# Task to complete
Would you please copy each line of the listing that mentions "Nursery"?

··· Data for this task ···

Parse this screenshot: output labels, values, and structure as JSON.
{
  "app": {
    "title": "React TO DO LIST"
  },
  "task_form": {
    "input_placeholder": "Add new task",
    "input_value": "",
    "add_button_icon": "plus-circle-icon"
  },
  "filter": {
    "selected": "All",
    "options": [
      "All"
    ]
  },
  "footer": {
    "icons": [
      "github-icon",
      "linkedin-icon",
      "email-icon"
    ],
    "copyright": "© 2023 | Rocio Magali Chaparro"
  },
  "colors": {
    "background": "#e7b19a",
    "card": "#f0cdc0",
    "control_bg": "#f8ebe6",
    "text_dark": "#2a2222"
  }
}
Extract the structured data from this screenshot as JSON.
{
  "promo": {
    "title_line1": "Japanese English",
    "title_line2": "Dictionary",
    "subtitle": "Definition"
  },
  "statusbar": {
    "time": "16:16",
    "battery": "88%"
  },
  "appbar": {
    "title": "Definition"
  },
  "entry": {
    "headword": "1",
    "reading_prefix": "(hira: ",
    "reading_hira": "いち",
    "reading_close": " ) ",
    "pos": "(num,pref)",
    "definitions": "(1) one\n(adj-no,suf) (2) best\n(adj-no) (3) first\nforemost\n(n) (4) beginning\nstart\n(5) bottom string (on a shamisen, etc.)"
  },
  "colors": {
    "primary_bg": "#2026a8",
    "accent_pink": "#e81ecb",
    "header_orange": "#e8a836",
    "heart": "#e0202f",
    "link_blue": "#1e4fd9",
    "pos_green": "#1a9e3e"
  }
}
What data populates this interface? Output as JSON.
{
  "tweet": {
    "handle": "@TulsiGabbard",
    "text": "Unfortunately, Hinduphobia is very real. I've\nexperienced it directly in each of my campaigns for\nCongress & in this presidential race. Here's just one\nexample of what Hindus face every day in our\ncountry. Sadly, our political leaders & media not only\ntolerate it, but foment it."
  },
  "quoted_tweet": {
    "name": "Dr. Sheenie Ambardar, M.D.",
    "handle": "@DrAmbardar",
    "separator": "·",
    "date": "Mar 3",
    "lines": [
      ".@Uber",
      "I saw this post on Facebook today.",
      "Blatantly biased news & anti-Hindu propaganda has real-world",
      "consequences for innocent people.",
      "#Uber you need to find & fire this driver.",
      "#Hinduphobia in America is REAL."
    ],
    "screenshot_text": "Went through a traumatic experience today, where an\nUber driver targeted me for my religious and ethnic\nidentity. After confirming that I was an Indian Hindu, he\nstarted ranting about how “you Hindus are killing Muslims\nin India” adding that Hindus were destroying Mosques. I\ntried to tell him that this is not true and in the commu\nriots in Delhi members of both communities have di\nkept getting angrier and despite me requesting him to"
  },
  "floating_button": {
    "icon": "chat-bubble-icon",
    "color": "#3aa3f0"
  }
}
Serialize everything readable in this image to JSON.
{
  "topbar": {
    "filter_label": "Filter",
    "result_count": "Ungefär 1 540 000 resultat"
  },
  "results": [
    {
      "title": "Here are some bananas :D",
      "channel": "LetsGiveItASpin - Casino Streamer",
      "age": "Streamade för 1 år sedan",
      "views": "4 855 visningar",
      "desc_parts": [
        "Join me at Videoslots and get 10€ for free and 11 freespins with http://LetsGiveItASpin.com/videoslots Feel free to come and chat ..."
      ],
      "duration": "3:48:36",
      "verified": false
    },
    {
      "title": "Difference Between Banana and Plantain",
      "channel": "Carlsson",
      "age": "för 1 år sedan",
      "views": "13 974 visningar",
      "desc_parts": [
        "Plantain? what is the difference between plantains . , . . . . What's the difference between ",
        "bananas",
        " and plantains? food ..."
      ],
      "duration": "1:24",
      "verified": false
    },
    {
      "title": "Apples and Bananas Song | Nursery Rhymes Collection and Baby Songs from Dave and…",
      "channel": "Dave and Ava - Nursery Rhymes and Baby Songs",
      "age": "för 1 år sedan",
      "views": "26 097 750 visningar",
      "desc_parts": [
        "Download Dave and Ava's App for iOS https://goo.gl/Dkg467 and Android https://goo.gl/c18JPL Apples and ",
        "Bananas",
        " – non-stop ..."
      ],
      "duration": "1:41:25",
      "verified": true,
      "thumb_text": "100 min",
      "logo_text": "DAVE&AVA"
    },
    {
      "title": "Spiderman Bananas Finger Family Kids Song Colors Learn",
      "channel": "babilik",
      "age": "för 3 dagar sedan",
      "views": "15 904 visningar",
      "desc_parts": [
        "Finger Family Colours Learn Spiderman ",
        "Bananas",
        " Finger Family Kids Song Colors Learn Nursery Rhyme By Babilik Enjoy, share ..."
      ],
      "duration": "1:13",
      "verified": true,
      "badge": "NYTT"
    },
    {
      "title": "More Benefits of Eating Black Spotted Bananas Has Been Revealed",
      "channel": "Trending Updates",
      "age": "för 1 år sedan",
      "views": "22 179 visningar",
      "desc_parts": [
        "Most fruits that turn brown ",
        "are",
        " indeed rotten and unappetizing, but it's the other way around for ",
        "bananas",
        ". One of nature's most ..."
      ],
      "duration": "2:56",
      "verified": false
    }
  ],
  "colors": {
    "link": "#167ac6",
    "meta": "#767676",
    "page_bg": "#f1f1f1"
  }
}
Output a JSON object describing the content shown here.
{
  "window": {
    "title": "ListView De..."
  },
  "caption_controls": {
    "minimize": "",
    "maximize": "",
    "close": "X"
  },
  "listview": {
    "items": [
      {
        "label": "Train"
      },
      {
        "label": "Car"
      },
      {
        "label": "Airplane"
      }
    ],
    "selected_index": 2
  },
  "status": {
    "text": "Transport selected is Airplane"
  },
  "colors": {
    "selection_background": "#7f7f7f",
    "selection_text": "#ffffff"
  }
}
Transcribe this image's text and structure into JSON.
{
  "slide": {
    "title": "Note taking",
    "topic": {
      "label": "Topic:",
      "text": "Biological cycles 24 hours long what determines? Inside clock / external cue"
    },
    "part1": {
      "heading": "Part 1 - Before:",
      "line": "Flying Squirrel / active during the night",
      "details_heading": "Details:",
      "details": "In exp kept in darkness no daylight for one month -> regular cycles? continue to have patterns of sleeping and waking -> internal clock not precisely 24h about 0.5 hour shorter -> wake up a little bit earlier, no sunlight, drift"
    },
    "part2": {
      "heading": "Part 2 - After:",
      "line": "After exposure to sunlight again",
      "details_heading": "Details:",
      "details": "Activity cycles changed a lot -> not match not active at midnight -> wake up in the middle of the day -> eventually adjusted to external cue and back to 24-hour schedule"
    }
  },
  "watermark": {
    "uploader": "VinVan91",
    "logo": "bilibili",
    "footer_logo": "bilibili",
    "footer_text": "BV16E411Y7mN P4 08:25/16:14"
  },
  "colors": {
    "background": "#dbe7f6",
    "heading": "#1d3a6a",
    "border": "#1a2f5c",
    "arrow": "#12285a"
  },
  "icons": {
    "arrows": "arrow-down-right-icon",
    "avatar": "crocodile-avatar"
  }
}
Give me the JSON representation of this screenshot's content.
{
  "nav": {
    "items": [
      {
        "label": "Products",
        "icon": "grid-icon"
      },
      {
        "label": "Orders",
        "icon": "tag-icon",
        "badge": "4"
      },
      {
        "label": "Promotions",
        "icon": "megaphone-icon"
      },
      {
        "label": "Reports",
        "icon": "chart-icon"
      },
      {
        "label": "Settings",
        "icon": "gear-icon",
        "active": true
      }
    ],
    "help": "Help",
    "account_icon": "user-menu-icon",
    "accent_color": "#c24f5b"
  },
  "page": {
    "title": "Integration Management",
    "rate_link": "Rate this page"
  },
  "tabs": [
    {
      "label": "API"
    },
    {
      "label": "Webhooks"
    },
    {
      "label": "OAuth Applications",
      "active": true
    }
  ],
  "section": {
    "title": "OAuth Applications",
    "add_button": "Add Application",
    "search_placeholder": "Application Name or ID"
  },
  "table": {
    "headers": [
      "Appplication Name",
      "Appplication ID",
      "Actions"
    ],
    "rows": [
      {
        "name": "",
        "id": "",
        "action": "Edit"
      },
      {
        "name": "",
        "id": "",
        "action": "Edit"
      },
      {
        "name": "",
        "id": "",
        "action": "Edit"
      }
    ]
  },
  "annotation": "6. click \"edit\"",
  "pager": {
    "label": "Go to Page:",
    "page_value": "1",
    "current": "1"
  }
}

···

# Answer box
      "title": "Apples and Bananas Song | Nursery Rhymes Collection and Baby Songs from Dave and…",
      "channel": "Dave and Ava - Nursery Rhymes and Baby Songs",
        " Finger Family Kids Song Colors Learn Nursery Rhyme By Babilik Enjoy, share ..."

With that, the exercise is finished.